**What you are asked to do**
How many lines in these entries contain the string "data"? Reply with the number alone.

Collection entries
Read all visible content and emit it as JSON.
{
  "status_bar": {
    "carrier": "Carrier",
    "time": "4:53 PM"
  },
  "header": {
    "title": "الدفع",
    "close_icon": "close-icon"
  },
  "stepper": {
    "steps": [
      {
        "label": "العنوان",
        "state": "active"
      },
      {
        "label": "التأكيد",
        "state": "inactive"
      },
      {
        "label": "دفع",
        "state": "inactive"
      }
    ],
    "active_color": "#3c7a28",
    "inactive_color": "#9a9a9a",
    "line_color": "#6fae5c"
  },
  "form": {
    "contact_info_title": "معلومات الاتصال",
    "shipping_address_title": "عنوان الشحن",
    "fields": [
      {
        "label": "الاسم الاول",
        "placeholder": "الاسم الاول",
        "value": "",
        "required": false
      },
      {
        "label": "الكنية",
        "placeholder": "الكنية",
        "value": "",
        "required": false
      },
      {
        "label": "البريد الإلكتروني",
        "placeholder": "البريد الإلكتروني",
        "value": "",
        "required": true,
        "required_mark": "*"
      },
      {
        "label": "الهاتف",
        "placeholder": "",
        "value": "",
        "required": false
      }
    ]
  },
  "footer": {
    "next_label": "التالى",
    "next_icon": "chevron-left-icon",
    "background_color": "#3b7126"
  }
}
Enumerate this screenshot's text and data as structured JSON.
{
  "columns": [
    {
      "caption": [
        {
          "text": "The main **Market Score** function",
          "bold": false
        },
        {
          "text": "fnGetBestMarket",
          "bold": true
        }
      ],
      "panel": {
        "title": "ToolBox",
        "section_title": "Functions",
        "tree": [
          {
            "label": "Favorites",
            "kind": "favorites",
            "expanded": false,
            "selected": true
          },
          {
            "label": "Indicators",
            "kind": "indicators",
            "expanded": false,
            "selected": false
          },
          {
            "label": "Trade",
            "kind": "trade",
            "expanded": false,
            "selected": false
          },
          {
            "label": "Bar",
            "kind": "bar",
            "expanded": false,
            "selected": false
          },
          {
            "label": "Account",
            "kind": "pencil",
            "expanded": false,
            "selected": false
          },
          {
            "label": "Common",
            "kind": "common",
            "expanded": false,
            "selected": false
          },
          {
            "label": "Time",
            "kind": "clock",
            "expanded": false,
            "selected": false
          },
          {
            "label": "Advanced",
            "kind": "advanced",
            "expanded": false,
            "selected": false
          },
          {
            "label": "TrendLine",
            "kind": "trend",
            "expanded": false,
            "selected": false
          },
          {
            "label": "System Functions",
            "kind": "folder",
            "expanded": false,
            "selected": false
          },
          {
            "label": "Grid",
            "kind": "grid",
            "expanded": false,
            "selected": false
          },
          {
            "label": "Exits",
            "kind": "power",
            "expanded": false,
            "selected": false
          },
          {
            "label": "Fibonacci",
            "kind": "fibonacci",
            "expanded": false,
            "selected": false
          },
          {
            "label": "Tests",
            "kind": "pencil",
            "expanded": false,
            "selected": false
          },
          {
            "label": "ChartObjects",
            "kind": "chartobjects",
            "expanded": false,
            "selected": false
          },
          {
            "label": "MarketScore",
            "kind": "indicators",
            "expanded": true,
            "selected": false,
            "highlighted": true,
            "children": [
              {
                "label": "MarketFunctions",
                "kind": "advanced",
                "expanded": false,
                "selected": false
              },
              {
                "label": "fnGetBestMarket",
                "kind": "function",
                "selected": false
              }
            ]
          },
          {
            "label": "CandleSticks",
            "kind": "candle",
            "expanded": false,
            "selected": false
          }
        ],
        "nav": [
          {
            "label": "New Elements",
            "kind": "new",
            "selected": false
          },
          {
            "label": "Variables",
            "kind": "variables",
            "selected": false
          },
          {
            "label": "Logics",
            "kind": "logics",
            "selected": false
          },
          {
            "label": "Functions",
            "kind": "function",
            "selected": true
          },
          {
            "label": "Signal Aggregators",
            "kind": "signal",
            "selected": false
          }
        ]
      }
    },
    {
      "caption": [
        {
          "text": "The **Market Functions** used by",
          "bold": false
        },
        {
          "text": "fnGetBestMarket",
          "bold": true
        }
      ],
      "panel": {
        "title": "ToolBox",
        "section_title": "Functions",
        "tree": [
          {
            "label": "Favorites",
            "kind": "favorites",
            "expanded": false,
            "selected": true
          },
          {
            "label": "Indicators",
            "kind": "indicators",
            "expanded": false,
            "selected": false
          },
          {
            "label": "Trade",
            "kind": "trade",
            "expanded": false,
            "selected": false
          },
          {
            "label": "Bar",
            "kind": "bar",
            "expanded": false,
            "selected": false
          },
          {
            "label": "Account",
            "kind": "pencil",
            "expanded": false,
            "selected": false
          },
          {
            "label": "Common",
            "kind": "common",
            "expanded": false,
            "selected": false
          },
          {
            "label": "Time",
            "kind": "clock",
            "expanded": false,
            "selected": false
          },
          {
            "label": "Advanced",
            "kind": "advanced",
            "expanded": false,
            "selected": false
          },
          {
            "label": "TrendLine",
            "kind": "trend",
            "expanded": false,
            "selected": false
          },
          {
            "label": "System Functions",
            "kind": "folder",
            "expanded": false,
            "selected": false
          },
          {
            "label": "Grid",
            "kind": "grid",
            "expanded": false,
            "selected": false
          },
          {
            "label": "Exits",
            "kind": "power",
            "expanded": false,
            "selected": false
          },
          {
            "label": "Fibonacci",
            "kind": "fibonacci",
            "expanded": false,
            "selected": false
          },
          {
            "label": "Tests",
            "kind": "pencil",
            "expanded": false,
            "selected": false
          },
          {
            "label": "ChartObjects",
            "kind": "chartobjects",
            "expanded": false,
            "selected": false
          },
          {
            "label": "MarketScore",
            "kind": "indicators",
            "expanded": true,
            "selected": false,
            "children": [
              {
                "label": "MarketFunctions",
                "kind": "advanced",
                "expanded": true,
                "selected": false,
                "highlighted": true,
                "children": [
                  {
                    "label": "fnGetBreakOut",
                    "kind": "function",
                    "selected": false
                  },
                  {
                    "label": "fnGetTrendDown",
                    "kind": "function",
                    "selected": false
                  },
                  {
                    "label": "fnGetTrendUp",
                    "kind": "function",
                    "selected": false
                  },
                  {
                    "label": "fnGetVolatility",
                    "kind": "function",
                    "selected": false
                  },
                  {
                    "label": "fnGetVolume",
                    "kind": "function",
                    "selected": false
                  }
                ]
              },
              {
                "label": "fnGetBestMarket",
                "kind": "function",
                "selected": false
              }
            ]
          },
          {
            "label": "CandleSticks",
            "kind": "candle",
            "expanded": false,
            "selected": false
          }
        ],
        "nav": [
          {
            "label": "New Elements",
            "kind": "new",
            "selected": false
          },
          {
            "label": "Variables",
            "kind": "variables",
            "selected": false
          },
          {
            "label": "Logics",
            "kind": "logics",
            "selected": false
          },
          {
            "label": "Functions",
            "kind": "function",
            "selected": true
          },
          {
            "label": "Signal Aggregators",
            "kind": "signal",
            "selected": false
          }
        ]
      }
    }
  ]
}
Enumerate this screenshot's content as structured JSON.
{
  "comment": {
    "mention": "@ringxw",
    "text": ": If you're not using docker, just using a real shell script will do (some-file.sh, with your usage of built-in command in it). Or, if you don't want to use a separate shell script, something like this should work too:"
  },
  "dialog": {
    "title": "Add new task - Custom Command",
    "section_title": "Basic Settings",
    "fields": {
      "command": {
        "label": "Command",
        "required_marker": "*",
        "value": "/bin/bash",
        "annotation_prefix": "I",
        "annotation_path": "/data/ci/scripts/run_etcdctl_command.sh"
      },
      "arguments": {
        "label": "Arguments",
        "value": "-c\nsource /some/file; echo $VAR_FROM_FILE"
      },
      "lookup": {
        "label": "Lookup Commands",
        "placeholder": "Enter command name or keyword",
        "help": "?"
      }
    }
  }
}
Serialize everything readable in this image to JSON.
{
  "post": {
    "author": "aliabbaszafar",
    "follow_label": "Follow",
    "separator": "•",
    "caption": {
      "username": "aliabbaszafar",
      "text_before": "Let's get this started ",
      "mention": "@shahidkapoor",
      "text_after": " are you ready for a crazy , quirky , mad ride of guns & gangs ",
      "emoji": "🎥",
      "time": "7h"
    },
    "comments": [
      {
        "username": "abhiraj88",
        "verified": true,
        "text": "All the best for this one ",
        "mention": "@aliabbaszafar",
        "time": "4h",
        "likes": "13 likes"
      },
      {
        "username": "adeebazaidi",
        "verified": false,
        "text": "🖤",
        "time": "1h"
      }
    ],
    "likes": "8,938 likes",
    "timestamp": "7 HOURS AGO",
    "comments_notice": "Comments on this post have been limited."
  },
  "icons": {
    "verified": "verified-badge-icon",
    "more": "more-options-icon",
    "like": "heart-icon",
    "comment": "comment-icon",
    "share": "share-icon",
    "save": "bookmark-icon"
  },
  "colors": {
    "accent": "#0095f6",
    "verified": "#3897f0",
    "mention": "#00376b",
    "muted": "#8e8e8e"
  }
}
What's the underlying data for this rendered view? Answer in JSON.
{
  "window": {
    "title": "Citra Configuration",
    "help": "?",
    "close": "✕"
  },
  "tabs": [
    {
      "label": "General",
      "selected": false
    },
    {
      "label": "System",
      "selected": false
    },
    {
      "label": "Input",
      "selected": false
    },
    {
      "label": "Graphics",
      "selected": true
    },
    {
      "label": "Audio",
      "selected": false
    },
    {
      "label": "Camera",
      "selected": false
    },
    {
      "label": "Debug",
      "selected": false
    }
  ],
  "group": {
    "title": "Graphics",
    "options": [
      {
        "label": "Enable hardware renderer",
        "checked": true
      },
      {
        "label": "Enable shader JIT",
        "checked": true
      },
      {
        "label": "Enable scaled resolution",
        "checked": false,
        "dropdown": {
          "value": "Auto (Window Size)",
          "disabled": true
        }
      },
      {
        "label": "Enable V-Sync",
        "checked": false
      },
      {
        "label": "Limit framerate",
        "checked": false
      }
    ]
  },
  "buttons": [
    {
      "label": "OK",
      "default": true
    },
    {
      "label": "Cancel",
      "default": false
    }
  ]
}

**Written response**
3